# TASK TO CARRY OUT:
When the word "animation" shows up in a line of the data below, copy that whole line.
§ §
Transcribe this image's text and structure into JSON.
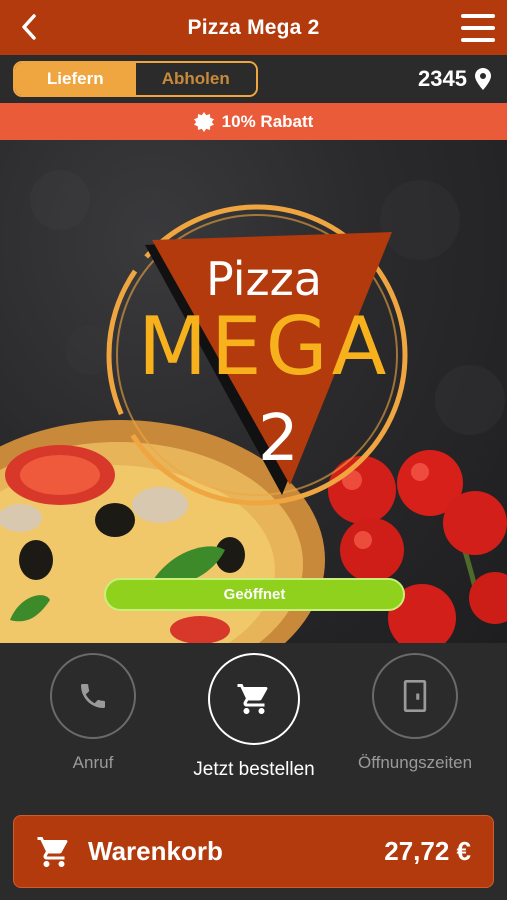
{
  "header": {
    "title": "Pizza Mega 2"
  },
  "mode_toggle": {
    "options": [
      {
        "label": "Liefern",
        "active": true
      },
      {
        "label": "Abholen",
        "active": false
      }
    ]
  },
  "location": {
    "postcode": "2345"
  },
  "discount": {
    "text": "10% Rabatt"
  },
  "hero": {
    "logo_line1": "Pizza",
    "logo_line2": "MEGA",
    "logo_number": "2",
    "status": "Geöffnet"
  },
  "actions": [
    {
      "label": "Anruf",
      "icon": "phone-icon"
    },
    {
      "label": "Jetzt bestellen",
      "icon": "cart-icon"
    },
    {
      "label": "Öffnungszeiten",
      "icon": "door-icon"
    }
  ],
  "cart": {
    "label": "Warenkorb",
    "total": "27,72 €"
  },
  "colors": {
    "primary": "#b23a0c",
    "accent": "#f0a640",
    "discount": "#ea5b39",
    "open": "#8fd11c",
    "background": "#2b2b2b"
  }
}
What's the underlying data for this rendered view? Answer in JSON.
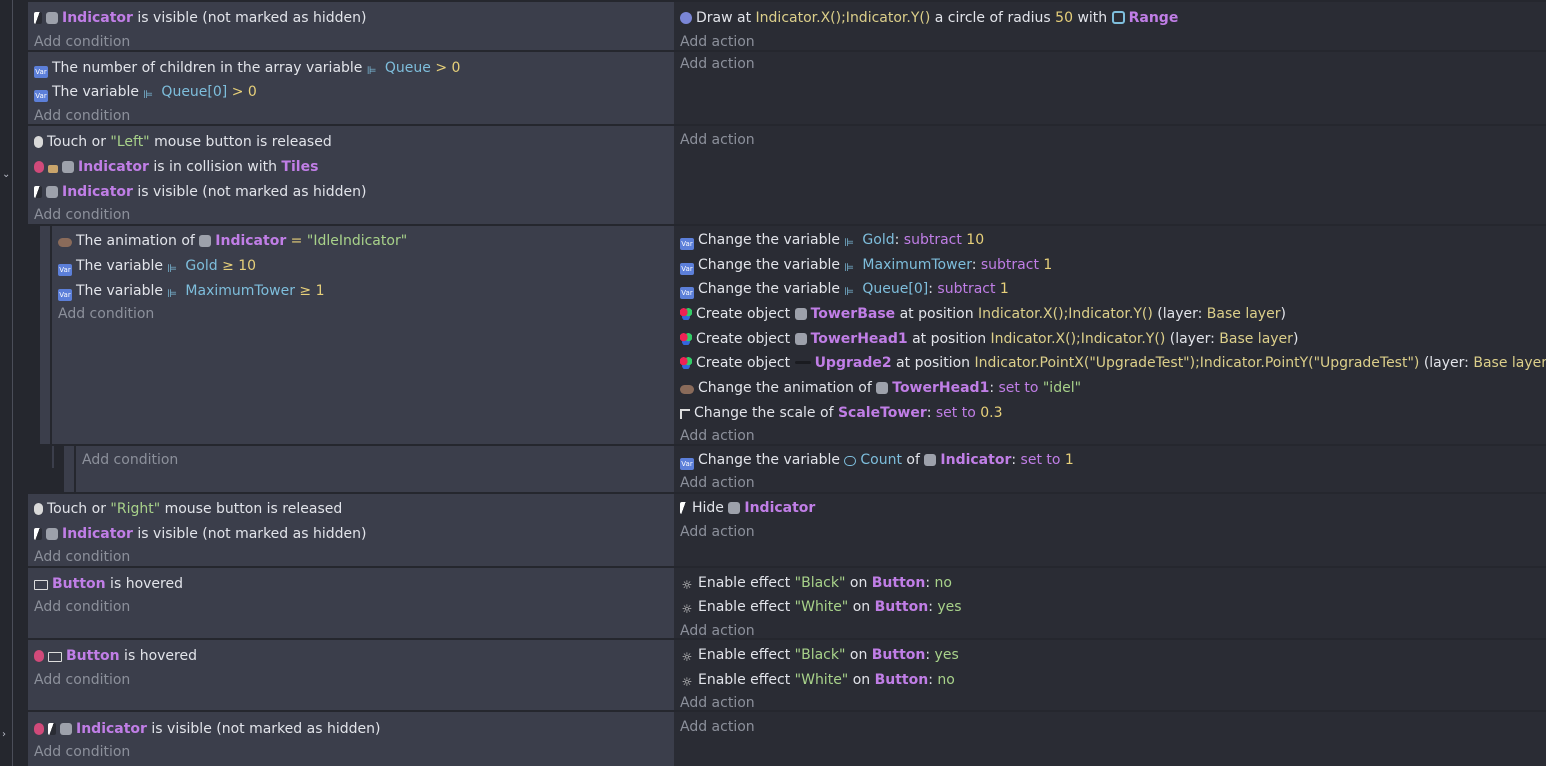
{
  "events": [
    {
      "conditions": [
        {
          "icons": [
            "eye-icon",
            "object-icon"
          ],
          "parts": [
            [
              "obj",
              "Indicator"
            ],
            [
              "t",
              " is visible (not marked as hidden)"
            ]
          ]
        }
      ],
      "actions": [
        {
          "icons": [
            "draw-icon"
          ],
          "parts": [
            [
              "t",
              "Draw at "
            ],
            [
              "expr",
              "Indicator.X();Indicator.Y()"
            ],
            [
              "t",
              " a circle of radius "
            ],
            [
              "num",
              "50"
            ],
            [
              "t",
              " with "
            ],
            [
              "icon",
              "range-icon"
            ],
            [
              "obj",
              "Range"
            ]
          ]
        }
      ]
    },
    {
      "conditions": [
        {
          "icons": [
            "variable-icon"
          ],
          "parts": [
            [
              "t",
              "The number of children in the array variable "
            ],
            [
              "icon",
              "var-ref-icon"
            ],
            [
              "var",
              "Queue"
            ],
            [
              "op",
              "  >  0"
            ]
          ]
        },
        {
          "icons": [
            "variable-icon"
          ],
          "parts": [
            [
              "t",
              "The variable "
            ],
            [
              "icon",
              "var-ref-icon"
            ],
            [
              "var",
              "Queue[0]"
            ],
            [
              "op",
              "  >  0"
            ]
          ]
        }
      ],
      "actions": []
    },
    {
      "conditions": [
        {
          "icons": [
            "mouse-icon"
          ],
          "parts": [
            [
              "t",
              "Touch or "
            ],
            [
              "str",
              "\"Left\""
            ],
            [
              "t",
              " mouse button is released"
            ]
          ]
        },
        {
          "icons": [
            "invert-icon",
            "collision-icon",
            "object-icon"
          ],
          "parts": [
            [
              "obj",
              "Indicator"
            ],
            [
              "t",
              " is in collision with "
            ],
            [
              "obj",
              "Tiles"
            ]
          ]
        },
        {
          "icons": [
            "eye-icon",
            "object-icon"
          ],
          "parts": [
            [
              "obj",
              "Indicator"
            ],
            [
              "t",
              " is visible (not marked as hidden)"
            ]
          ]
        }
      ],
      "actions": []
    },
    {
      "conditions": [
        {
          "icons": [
            "animation-icon"
          ],
          "parts": [
            [
              "t",
              "The animation of "
            ],
            [
              "icon",
              "object-icon"
            ],
            [
              "obj",
              "Indicator"
            ],
            [
              "op",
              " = "
            ],
            [
              "str",
              " \"IdleIndicator\""
            ]
          ]
        },
        {
          "icons": [
            "variable-icon"
          ],
          "parts": [
            [
              "t",
              "The variable "
            ],
            [
              "icon",
              "var-ref-icon"
            ],
            [
              "var",
              "Gold"
            ],
            [
              "op",
              "  ≥  10"
            ]
          ]
        },
        {
          "icons": [
            "variable-icon"
          ],
          "parts": [
            [
              "t",
              "The variable "
            ],
            [
              "icon",
              "var-ref-icon"
            ],
            [
              "var",
              "MaximumTower"
            ],
            [
              "op",
              "  ≥  1"
            ]
          ]
        }
      ],
      "actions": [
        {
          "icons": [
            "variable-icon"
          ],
          "parts": [
            [
              "t",
              "Change the variable "
            ],
            [
              "icon",
              "var-ref-icon"
            ],
            [
              "var",
              "Gold"
            ],
            [
              "t",
              ": "
            ],
            [
              "kw",
              "subtract "
            ],
            [
              "num",
              "10"
            ]
          ]
        },
        {
          "icons": [
            "variable-icon"
          ],
          "parts": [
            [
              "t",
              "Change the variable "
            ],
            [
              "icon",
              "var-ref-icon"
            ],
            [
              "var",
              "MaximumTower"
            ],
            [
              "t",
              ": "
            ],
            [
              "kw",
              "subtract "
            ],
            [
              "num",
              "1"
            ]
          ]
        },
        {
          "icons": [
            "variable-icon"
          ],
          "parts": [
            [
              "t",
              "Change the variable "
            ],
            [
              "icon",
              "var-ref-icon"
            ],
            [
              "var",
              "Queue[0]"
            ],
            [
              "t",
              ": "
            ],
            [
              "kw",
              "subtract "
            ],
            [
              "num",
              "1"
            ]
          ]
        },
        {
          "icons": [
            "create-icon"
          ],
          "parts": [
            [
              "t",
              "Create object "
            ],
            [
              "icon",
              "object-icon"
            ],
            [
              "obj",
              "TowerBase"
            ],
            [
              "t",
              "  at position "
            ],
            [
              "expr",
              "Indicator.X();Indicator.Y()"
            ],
            [
              "t",
              " (layer: "
            ],
            [
              "expr",
              "Base layer"
            ],
            [
              "t",
              ")"
            ]
          ]
        },
        {
          "icons": [
            "create-icon"
          ],
          "parts": [
            [
              "t",
              "Create object "
            ],
            [
              "icon",
              "object-icon"
            ],
            [
              "obj",
              "TowerHead1"
            ],
            [
              "t",
              "  at position "
            ],
            [
              "expr",
              "Indicator.X();Indicator.Y()"
            ],
            [
              "t",
              " (layer: "
            ],
            [
              "expr",
              "Base layer"
            ],
            [
              "t",
              ")"
            ]
          ]
        },
        {
          "icons": [
            "create-icon"
          ],
          "parts": [
            [
              "t",
              "Create object "
            ],
            [
              "icon",
              "blank-icon"
            ],
            [
              "obj",
              "Upgrade2"
            ],
            [
              "t",
              " at position "
            ],
            [
              "expr",
              "Indicator.PointX(\"UpgradeTest\");Indicator.PointY(\"UpgradeTest\")"
            ],
            [
              "t",
              " (layer: "
            ],
            [
              "expr",
              "Base layer"
            ],
            [
              "t",
              ")"
            ]
          ]
        },
        {
          "icons": [
            "animation-icon"
          ],
          "parts": [
            [
              "t",
              "Change the animation of "
            ],
            [
              "icon",
              "object-icon"
            ],
            [
              "obj",
              "TowerHead1"
            ],
            [
              "t",
              ": "
            ],
            [
              "kw",
              "set to "
            ],
            [
              "str",
              " \"idel\""
            ]
          ]
        },
        {
          "icons": [
            "scale-icon"
          ],
          "parts": [
            [
              "t",
              "Change the scale of "
            ],
            [
              "obj",
              "ScaleTower"
            ],
            [
              "t",
              ": "
            ],
            [
              "kw",
              "set to "
            ],
            [
              "num",
              " 0.3"
            ]
          ]
        }
      ]
    },
    {
      "conditions": [],
      "actions": [
        {
          "icons": [
            "variable-icon"
          ],
          "parts": [
            [
              "t",
              "Change the variable "
            ],
            [
              "icon",
              "count-icon"
            ],
            [
              "var",
              "Count"
            ],
            [
              "t",
              " of "
            ],
            [
              "icon",
              "object-icon"
            ],
            [
              "obj",
              "Indicator"
            ],
            [
              "t",
              ": "
            ],
            [
              "kw",
              "set to "
            ],
            [
              "num",
              "1"
            ]
          ]
        }
      ]
    },
    {
      "conditions": [
        {
          "icons": [
            "mouse-icon"
          ],
          "parts": [
            [
              "t",
              "Touch or "
            ],
            [
              "str",
              "\"Right\""
            ],
            [
              "t",
              " mouse button is released"
            ]
          ]
        },
        {
          "icons": [
            "eye-icon",
            "object-icon"
          ],
          "parts": [
            [
              "obj",
              "Indicator"
            ],
            [
              "t",
              " is visible (not marked as hidden)"
            ]
          ]
        }
      ],
      "actions": [
        {
          "icons": [
            "eye-icon"
          ],
          "parts": [
            [
              "t",
              "Hide "
            ],
            [
              "icon",
              "object-icon"
            ],
            [
              "obj",
              "Indicator"
            ]
          ]
        }
      ]
    },
    {
      "conditions": [
        {
          "icons": [
            "button-icon"
          ],
          "parts": [
            [
              "obj",
              "Button"
            ],
            [
              "t",
              " is hovered"
            ]
          ]
        }
      ],
      "actions": [
        {
          "icons": [
            "effect-icon"
          ],
          "parts": [
            [
              "t",
              "Enable effect "
            ],
            [
              "str",
              "\"Black\""
            ],
            [
              "t",
              " on "
            ],
            [
              "obj",
              "Button"
            ],
            [
              "t",
              ": "
            ],
            [
              "str",
              "no"
            ]
          ]
        },
        {
          "icons": [
            "effect-icon"
          ],
          "parts": [
            [
              "t",
              "Enable effect "
            ],
            [
              "str",
              "\"White\""
            ],
            [
              "t",
              " on "
            ],
            [
              "obj",
              "Button"
            ],
            [
              "t",
              ": "
            ],
            [
              "str",
              "yes"
            ]
          ]
        }
      ]
    },
    {
      "conditions": [
        {
          "icons": [
            "invert-icon",
            "button-icon"
          ],
          "parts": [
            [
              "obj",
              "Button"
            ],
            [
              "t",
              " is hovered"
            ]
          ]
        }
      ],
      "actions": [
        {
          "icons": [
            "effect-icon"
          ],
          "parts": [
            [
              "t",
              "Enable effect "
            ],
            [
              "str",
              "\"Black\""
            ],
            [
              "t",
              " on "
            ],
            [
              "obj",
              "Button"
            ],
            [
              "t",
              ": "
            ],
            [
              "str",
              "yes"
            ]
          ]
        },
        {
          "icons": [
            "effect-icon"
          ],
          "parts": [
            [
              "t",
              "Enable effect "
            ],
            [
              "str",
              "\"White\""
            ],
            [
              "t",
              " on "
            ],
            [
              "obj",
              "Button"
            ],
            [
              "t",
              ": "
            ],
            [
              "str",
              "no"
            ]
          ]
        }
      ]
    },
    {
      "conditions": [
        {
          "icons": [
            "invert-icon",
            "eye-icon",
            "object-icon"
          ],
          "parts": [
            [
              "obj",
              "Indicator"
            ],
            [
              "t",
              " is visible (not marked as hidden)"
            ]
          ]
        }
      ],
      "actions": []
    }
  ],
  "labels": {
    "add_condition": "Add condition",
    "add_action": "Add action"
  }
}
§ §
# TASK ANSWER:
            "animation-icon"
              "The animation of "
            "animation-icon"
              "Change the animation of "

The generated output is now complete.